Ramps to the beach are available at Maryland Avenue, Philadelphia Street, and the Boardwalk and Surf Avenue. Beach wheelchairs are available 9am-5pm each day through Labor Day at Maryland Avenue, the Boardwalk, and Laurel Avenue. The beach wheelchairs are not allowed off the beach and are available on a first come, first served basis, with no rental fee.

Delaware Wine and Ale Trail

Wine tasting on the Delaware Wine and Ale Trail

The Delaware Wine and Ale Trail is located at twelve different wineries and breweries throughout Delaware, from the riverfront in Wilmington to the shores of the Atlantic Ocean. Take your wheelchair accessible van and visit all twelve of the locations on the trail if you're up for the challenge! Tour the wineries and breweries for tastings and a memorable experience. Make a day of it or a weekend trip, and stop by some of the delicious restaurants along the way! You can find a list of the wineries and breweries here and a list of dining options here.

Each location is wheelchair accessible. However, some of the tours might not be. If you are interested in the tours, you can contact the locations beforehand to inquire about accessibility.

Air Mobility Command Museum, Dover

Young pilot in front of a fighter airplane

The museum was a 4146 Base Unit during WWII, and the Dover Army Airfield used the facility for secret rocket development. These secret operations took place in Hangar 1301. During the 1990s the hangar was restored and given a new life as the Air Mobility Command Museum and is part of the National Museum of the US Air Force's field museum system. The Museum is also listed on the National Register of Historic Places. You'll see many aircrafts, WWII-related artifacts, a refueling exhibit, and other intriguing exhibits!

The main floor of the display hangar, museum store, and restrooms are wheelchair accessible. The C-141B aircraft has a ramp for wheelchair access.

Dover International Speedway, Dover

Exciting NASCAR race

Check out the Dover International Speedway, also known as the "Monster Mile." Watch action-packed NASCAR, USAC, IRL IndyCar Series, and many more thrilling races at one of the top motorsport facilities in the country! The track has a capacity of 135,000 seats--the largest seating capacity of all sports venues in the mid-Atlantic.

There is wheelchair accessible parking, and shuttle services are available.
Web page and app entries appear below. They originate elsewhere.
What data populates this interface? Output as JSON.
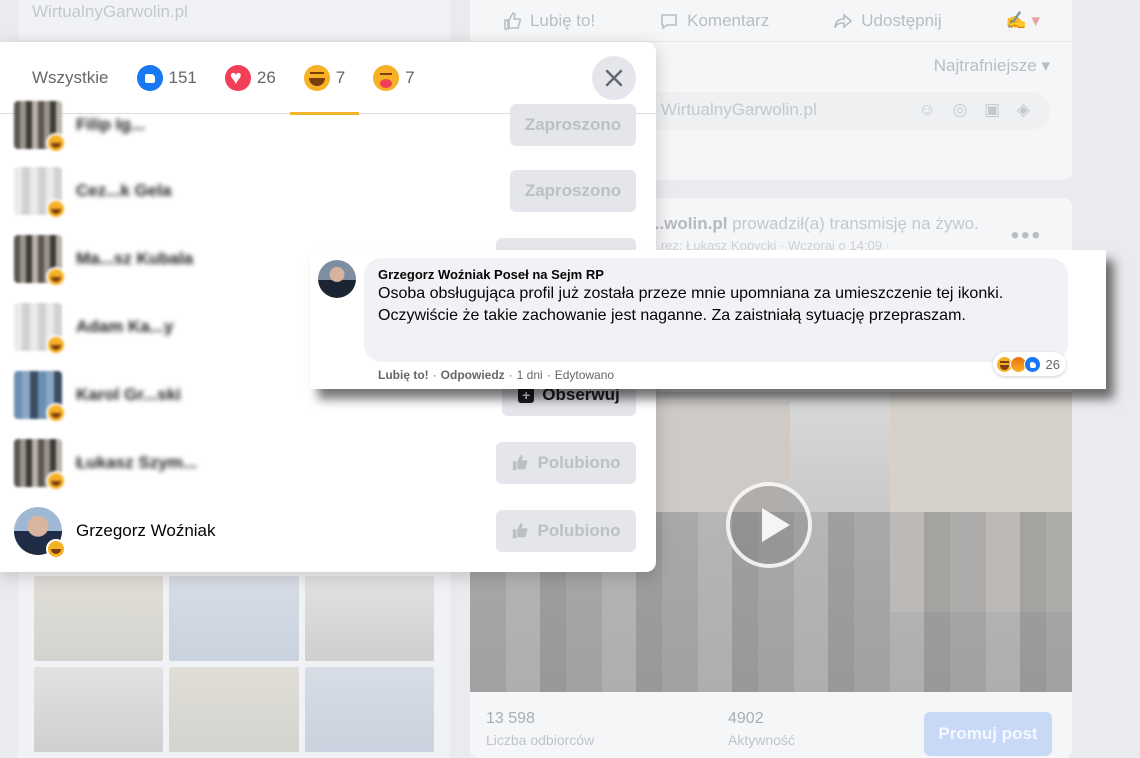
{
  "background": {
    "page_name": "WirtualnyGarwolin.pl",
    "actions": {
      "like": "Lubię to!",
      "comment": "Komentarz",
      "share": "Udostępnij"
    },
    "sort": "Najtrafniejsze",
    "comment_placeholder": "...zo WirtualnyGarwolin.pl",
    "post": {
      "author": "...wolin.pl",
      "author_suffix": "prowadził(a) transmisję na żywo.",
      "meta": "...rez: Łukasz Kopycki · Wczoraj o 14:09 ·"
    },
    "stats": [
      {
        "value": "13 598",
        "label": "Liczba odbiorców"
      },
      {
        "value": "4902",
        "label": "Aktywność"
      }
    ],
    "promote_label": "Promuj post"
  },
  "modal": {
    "tabs": [
      {
        "label": "Wszystkie"
      },
      {
        "emoji": "like-icon",
        "count": "151"
      },
      {
        "emoji": "love-icon",
        "count": "26"
      },
      {
        "emoji": "haha-icon",
        "count": "7"
      },
      {
        "emoji": "care-icon",
        "count": "7"
      }
    ],
    "rows": [
      {
        "name": "Filip Ig...",
        "button": "Zaproszono"
      },
      {
        "name": "Cez...k Gela",
        "button": "Zaproszono"
      },
      {
        "name": "Ma...sz Kubala",
        "button": ""
      },
      {
        "name": "Adam Ka...y",
        "button": ""
      },
      {
        "name": "Karol Gr...ski",
        "button": "Obserwuj"
      },
      {
        "name": "Łukasz Szym...",
        "button": "Polubiono"
      },
      {
        "name": "Grzegorz Woźniak",
        "button": "Polubiono"
      }
    ]
  },
  "comment": {
    "author": "Grzegorz Woźniak Poseł na Sejm RP",
    "text": "Osoba obsługująca profil już została przeze mnie upomniana za umieszczenie tej ikonki. Oczywiście że takie zachowanie jest naganne. Za zaistniałą sytuację przepraszam.",
    "like_label": "Lubię to!",
    "reply_label": "Odpowiedz",
    "time": "1 dni",
    "edited": "Edytowano",
    "reaction_count": "26"
  },
  "colors": {
    "accent": "#1877f2",
    "haha": "#f0b628",
    "love": "#f33e58"
  }
}
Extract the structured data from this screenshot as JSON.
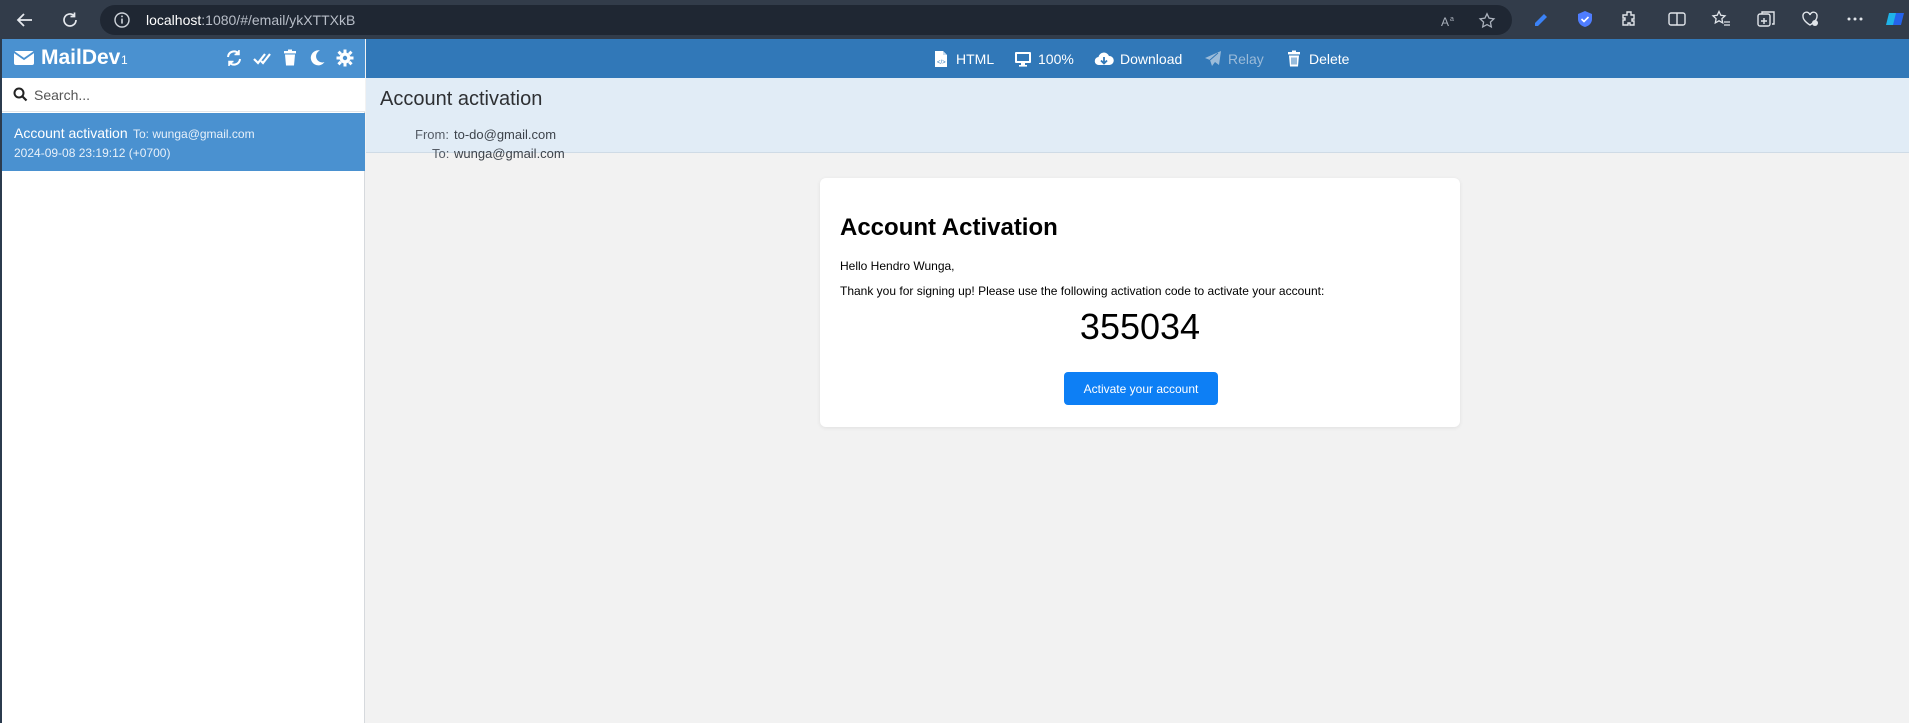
{
  "browser": {
    "url_host": "localhost",
    "url_rest": ":1080/#/email/ykXTTXkB"
  },
  "sidebar": {
    "brand": "MailDev",
    "count": "1",
    "search_placeholder": "Search...",
    "emails": [
      {
        "subject": "Account activation",
        "to": "To: wunga@gmail.com",
        "date": "2024-09-08 23:19:12 (+0700)"
      }
    ]
  },
  "toolbar": {
    "html_label": "HTML",
    "zoom_label": "100%",
    "download_label": "Download",
    "relay_label": "Relay",
    "delete_label": "Delete"
  },
  "email": {
    "subject": "Account activation",
    "from_label": "From:",
    "from_value": "to-do@gmail.com",
    "to_label": "To:",
    "to_value": "wunga@gmail.com",
    "body": {
      "heading": "Account Activation",
      "greeting": "Hello Hendro Wunga,",
      "message": "Thank you for signing up! Please use the following activation code to activate your account:",
      "code": "355034",
      "button_label": "Activate your account"
    }
  },
  "colors": {
    "header_blue": "#4a91d0",
    "toolbar_blue": "#3178b8",
    "button_blue": "#0d7ff5"
  },
  "icons": [
    "back-icon",
    "reload-icon",
    "info-icon",
    "read-aloud-icon",
    "favorite-star-icon",
    "extension-icon",
    "split-screen-icon",
    "favorites-icon",
    "collections-icon",
    "heart-icon",
    "more-icon",
    "envelope-icon",
    "refresh-icon",
    "mark-read-icon",
    "trash-icon",
    "moon-icon",
    "gear-icon",
    "search-icon",
    "file-code-icon",
    "monitor-icon",
    "cloud-download-icon",
    "paper-plane-icon"
  ]
}
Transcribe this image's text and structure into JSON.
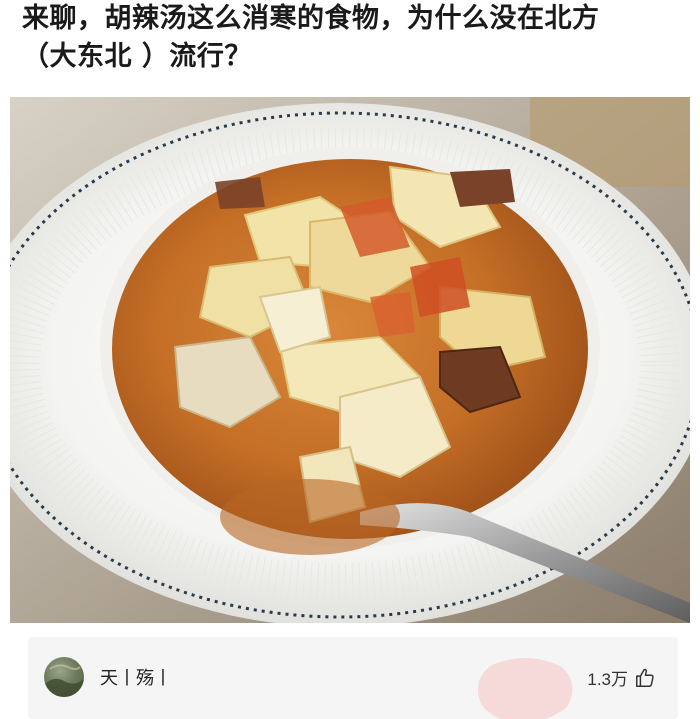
{
  "question": {
    "title_line1": "来聊，胡辣汤这么消寒的食物，为什么没在北方",
    "title_line2": "（大东北 ）流行？"
  },
  "answer": {
    "author_name": "天丨殇丨",
    "like_count": "1.3万"
  },
  "colors": {
    "title_text": "#1a1a1a",
    "card_background": "#f5f5f5",
    "soup_broth": "#c9742a",
    "watermark": "#f2a7a7"
  },
  "icons": {
    "like": "thumbs-up-icon",
    "avatar": "avatar-image",
    "watermark": "stamp-watermark"
  }
}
Inside the track is wheelchair accessible seating, which also has one seat for a companion.

Grand Opera House, Wilmington

A stage waiting for the start of the show

See performances at the Grand Opera House. Shows include symphony orchestras, ballets, rock, comedy stars, jazz, family artists and many other forms of entertainment! The Grand originally opened in 1871 and was the Grand Lodge of the Masons. Designed by Thomas Dizon in a Second Empire style, the venue features a facade of cast iron with Masonic images. More than 75 shows are presented every season, bringing more than 120,000 people a year. Come see a fantastic show and magnificent architecture.

The Grand Opera House is wheelchair accessible.

One of Delaware's nicknames is "Small Wonder," and when you visit, you'll see how perfectly the name fits--it's small and it's wonderful.